We live life in four seasons, the last is winter from age 56 to 72, he said.

Oh, I replied, what happens after the age of 72?

That, dear viewer, has to be seen to be believed.

Dolemite is my Name

Dolemite is my Name
I’m not sure where Eddie Murphy’s mind has been these last two decades. It always seemed he disliked working alongside other adults, preferring work with kids (Daddy Day Care), animals (Dr Doolittle), multiple versions of himself (Nutty Professor, Klumps, Norbit) or voicing animated characters (Shrek).

In this biopic of Rudy Ray Moore he has an ensemble cast around him and he positively glows. The story, of a wannabe comic / singer who has never quite made it, finally achieving his dreams through force of will alone, is captivating. This had more heart than any other movie this year.

Imagine there is a society that lives in a subterranean world beyond our sight. Each resident is an ersatz facsimile of someone in the world above, mirroring our every move.

Now imagine they’ve had enough of living underground and not only want to emerge but also to kill us and supplant us.

Jordan Peele’s follow up to 2017’s superb Get Out, this is just as gripping.

Has it really been fur years since Jennifer Kent brought us The Babadook?

This was as terrifying and grim but for totally different reasons. An Irish convict, exiled to 1820’s Tasmania, is repeatedly abused by an army officer and finally snaps, intent on wreaking revenge after the man commits the ultimate sin against her family.

Adapted from the book of 1944, this tells of German Jews fleeing the Nazis as they sweep through France. The constant cat & mouse is chilling; rendered even more disconcerting by the setting, but not the story, being updated to present day.

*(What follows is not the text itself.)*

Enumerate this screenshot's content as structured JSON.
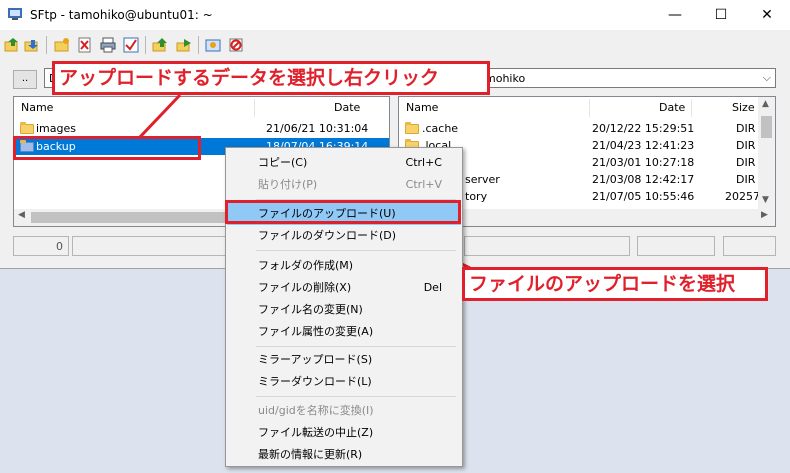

High Flying Bird
High Flying Bird
Steven Soderbergh, who threatened retirement a few years back, is having a great run. Logan Lucky was one of my favourites of 2017. High Flying Bird is shot exclusively on an iPhone and looks like a million dollars.

The subject matter, an agent handling a basketball prodigy during an NBA lock-out, had the potential to bore me stupid but I was riveted throughout.

Knives Out
Knives Out
Probably the most fun I had at the movies this year (barring those jaw-dropping final 15 minutes of Once Upon a Time…in Hollywood) this is an old school whodunnit, given extra zing by Rian Johnson.

With Knives Out, Johnson shows is adept at two things: ruining Star Wars and delivering clever thrillers.

Not sure what all the fuss was about

  • High Life
  • The Irishman
  • Marriage Story
  • The Last Black Man in San Francisco

Great fun

  • Avengers: End Game
  • Yesterday
  • Crawl Superb high concept thriller (help, I’m trapped in a flooded basement with two crocodiles)
  • The Beach Bum
  • Ready or Not
  • The Souvenir